There are already many established model engineering and engine clubs. (See link below.) The Joe Martin Foundation has noticed that when these craftsmen gather at meetings and shows, the bar for what is an acceptable level of craftsmanship is always being raised. Each year the quality of work continues to get better as members strive to outdo themselves and others. This is not to say an individual working on his own cannot produce excellent work, but when given the opportunity to see the work of others and learn from their experience, the quality of a craftsman’s work can advance at a more rapid pace due to both the availability of knowledge and the presence of competition. This is not unique to model engineering. The same holds true with clubs relating to woodworking, plastic model making, clock making, cooking, quilting…anywhere and any time people who make things get together and compare notes. We encourage all those working alone in their shops to consider finding or starting a group of like-minded craftsmen in your local area. Whether you form a formal “club” or just gather informally is not as important as the fact that you are able to both learn and teach when you share your experiences with others.

For a list of model engineering clubs, see

Let us know about your club

If you are a member of an active group of craftsmen, send us information on your club. We will be glad to help you show others what you do as a group. Include a statement about the goals and accomplishments of your club and photos of some of the projects produced by the members or by the club as a group. Include contact information for people who are interested in joining. If you have a web address, we will provide a link.

Model clubs represented in this section are:

Organization (Click name to visit the page on this group)

Typical Project (Click photo for larger image)

Bay Area Engine Modelers

an active San Francisco area model engineering club

Your club could be listed us

horizontal rule

New Submissions Welcomed

If you have additional information on a project or builder shown on this site that your would like to contribute, please e-mail We also welcome new contributions.
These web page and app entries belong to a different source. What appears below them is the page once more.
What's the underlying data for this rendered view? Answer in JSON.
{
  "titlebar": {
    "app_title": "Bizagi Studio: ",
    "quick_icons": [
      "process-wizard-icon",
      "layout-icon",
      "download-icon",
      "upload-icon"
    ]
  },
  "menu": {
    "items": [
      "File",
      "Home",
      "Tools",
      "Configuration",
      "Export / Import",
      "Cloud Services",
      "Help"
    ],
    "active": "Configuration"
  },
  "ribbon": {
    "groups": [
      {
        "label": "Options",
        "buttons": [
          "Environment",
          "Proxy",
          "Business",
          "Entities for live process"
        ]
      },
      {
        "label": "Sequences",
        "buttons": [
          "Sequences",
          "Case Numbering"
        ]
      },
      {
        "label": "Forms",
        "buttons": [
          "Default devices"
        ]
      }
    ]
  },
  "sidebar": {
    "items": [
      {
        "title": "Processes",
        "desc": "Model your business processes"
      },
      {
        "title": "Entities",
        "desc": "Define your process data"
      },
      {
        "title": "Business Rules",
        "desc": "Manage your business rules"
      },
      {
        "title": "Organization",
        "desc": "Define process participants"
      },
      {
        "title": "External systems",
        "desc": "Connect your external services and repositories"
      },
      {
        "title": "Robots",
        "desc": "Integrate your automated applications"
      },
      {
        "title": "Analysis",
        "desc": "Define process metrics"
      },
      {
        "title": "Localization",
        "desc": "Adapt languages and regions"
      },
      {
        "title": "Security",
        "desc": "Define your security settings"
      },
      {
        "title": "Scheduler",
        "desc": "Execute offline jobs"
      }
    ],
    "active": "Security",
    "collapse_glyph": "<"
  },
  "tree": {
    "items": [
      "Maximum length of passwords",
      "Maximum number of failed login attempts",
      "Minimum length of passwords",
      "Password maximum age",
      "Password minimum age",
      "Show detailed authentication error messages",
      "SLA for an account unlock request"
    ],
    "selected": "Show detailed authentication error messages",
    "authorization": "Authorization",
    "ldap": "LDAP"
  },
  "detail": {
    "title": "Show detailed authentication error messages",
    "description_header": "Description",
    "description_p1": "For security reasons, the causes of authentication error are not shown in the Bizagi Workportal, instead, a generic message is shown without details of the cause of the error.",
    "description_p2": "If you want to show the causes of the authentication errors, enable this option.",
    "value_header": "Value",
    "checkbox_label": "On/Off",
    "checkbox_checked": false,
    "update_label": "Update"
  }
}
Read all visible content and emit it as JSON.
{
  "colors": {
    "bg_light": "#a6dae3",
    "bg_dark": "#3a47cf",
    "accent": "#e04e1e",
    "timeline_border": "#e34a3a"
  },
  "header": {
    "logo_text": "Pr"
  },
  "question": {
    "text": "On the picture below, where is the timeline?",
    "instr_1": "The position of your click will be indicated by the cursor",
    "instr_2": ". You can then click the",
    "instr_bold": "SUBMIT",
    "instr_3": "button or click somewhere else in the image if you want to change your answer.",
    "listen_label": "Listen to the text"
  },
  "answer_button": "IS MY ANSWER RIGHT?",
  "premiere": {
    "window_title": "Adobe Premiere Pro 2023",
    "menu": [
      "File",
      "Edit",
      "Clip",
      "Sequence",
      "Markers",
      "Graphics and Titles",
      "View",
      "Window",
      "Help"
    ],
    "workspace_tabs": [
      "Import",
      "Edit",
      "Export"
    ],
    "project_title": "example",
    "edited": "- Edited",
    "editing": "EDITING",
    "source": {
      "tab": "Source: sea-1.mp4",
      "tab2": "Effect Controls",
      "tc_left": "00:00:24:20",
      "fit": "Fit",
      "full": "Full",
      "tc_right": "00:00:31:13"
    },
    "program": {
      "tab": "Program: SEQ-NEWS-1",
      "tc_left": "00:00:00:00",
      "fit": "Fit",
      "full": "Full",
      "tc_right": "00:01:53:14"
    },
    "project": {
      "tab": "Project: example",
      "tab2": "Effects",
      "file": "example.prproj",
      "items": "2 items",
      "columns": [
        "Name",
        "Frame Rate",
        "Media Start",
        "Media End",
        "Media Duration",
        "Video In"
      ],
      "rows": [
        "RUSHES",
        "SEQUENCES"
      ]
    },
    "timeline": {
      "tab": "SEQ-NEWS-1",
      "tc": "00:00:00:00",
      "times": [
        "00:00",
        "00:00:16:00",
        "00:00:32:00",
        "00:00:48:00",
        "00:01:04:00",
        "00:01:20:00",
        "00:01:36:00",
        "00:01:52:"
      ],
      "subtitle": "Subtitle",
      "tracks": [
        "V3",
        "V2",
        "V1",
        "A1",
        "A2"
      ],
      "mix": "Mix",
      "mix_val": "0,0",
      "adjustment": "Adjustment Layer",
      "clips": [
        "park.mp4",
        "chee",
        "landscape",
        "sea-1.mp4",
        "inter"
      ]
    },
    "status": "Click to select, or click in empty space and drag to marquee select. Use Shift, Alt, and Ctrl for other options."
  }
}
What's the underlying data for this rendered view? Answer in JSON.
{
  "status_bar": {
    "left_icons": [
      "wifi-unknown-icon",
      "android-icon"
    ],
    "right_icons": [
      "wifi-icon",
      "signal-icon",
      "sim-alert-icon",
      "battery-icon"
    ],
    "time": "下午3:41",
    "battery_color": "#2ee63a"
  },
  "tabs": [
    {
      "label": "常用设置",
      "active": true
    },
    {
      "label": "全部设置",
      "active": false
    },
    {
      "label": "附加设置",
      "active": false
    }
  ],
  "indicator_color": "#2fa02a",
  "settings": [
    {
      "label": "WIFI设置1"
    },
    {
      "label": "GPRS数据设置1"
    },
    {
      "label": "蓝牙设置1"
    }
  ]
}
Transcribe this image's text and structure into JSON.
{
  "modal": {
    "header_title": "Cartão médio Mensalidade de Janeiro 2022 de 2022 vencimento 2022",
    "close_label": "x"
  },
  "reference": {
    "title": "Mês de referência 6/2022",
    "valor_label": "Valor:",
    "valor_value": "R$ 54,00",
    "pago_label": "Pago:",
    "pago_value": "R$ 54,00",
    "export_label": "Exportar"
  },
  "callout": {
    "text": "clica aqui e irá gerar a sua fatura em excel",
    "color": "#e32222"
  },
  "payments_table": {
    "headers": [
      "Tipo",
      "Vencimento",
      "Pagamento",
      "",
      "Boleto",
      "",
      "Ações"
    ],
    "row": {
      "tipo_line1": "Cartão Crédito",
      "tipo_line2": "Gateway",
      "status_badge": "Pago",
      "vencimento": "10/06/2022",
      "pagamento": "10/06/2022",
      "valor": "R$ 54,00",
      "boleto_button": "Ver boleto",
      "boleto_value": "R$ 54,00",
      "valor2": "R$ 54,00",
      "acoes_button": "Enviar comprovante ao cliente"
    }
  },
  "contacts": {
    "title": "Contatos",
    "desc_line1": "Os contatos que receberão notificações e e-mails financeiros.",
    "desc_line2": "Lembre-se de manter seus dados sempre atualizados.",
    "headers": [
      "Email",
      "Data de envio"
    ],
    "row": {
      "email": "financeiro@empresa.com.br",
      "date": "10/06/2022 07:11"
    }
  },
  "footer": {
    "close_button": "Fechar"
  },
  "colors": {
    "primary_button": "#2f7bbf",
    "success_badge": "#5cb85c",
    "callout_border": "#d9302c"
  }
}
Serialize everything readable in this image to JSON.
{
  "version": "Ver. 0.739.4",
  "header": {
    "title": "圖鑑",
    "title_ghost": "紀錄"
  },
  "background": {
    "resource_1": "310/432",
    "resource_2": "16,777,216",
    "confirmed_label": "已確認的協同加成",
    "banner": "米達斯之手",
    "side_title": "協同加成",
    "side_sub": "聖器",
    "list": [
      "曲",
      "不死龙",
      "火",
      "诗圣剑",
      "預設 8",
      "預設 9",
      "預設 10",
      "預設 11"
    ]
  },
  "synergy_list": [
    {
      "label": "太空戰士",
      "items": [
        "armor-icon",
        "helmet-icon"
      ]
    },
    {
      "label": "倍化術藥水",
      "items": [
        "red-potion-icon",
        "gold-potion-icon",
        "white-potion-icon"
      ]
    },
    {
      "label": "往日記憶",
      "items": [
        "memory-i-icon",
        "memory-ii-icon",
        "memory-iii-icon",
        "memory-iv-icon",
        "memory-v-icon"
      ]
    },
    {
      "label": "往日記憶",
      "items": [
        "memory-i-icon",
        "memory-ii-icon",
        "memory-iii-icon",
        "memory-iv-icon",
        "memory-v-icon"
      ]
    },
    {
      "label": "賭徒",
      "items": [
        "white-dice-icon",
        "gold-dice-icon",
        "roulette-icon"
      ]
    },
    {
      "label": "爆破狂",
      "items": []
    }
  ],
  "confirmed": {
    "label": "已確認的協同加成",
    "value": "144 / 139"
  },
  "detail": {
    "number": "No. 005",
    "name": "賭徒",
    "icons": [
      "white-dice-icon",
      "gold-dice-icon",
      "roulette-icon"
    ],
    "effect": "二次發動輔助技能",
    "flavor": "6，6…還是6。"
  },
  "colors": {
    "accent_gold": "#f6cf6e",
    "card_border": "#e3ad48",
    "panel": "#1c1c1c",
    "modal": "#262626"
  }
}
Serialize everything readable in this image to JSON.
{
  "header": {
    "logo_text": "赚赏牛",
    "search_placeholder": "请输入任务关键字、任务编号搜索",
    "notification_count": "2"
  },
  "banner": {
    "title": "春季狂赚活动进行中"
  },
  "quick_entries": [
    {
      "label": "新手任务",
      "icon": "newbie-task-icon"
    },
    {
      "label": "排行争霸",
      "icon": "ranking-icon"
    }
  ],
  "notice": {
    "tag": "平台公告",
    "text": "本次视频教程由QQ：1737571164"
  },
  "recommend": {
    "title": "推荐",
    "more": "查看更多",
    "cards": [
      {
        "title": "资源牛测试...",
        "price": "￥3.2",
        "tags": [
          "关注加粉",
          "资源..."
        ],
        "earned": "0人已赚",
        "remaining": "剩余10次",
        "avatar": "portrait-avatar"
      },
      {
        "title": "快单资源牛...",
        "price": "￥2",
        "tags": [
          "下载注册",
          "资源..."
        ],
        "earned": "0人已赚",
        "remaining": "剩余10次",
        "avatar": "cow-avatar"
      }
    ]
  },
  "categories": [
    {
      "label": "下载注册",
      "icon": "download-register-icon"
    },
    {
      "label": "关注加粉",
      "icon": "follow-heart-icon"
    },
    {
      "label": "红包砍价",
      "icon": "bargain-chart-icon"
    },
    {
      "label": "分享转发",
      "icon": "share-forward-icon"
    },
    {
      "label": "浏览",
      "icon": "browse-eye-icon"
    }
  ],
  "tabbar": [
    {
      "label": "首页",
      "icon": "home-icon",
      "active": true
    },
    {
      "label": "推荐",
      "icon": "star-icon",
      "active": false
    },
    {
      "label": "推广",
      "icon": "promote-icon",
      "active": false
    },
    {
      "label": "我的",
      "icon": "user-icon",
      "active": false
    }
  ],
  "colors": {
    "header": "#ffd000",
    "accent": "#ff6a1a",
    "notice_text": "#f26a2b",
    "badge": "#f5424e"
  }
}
Please see our page at for a submission form and guidelines for submitting descriptive copy and photos for a new project.

horizontal rule

This section is sponsored by

publishers of

The Home Shop Machinist, Machinist's Workshop and Live Steam magazines

To learn how your company or organization can sponsor a section in the Craftsmanship Museum, please contact


Copyright 2009, The Joe Martin Foundation for Exceptional Craftsmanship. All rights reserved.
No part of this web site, including the text, photos or illustrations, may be reproduced or transmitted in any other form or by any means (electronic, photocopying, recording or otherwise) for commercial use without the prior written permission of The Joe Martin Foundation. Reproduction or reuse for educational and non-commercial use is permitted.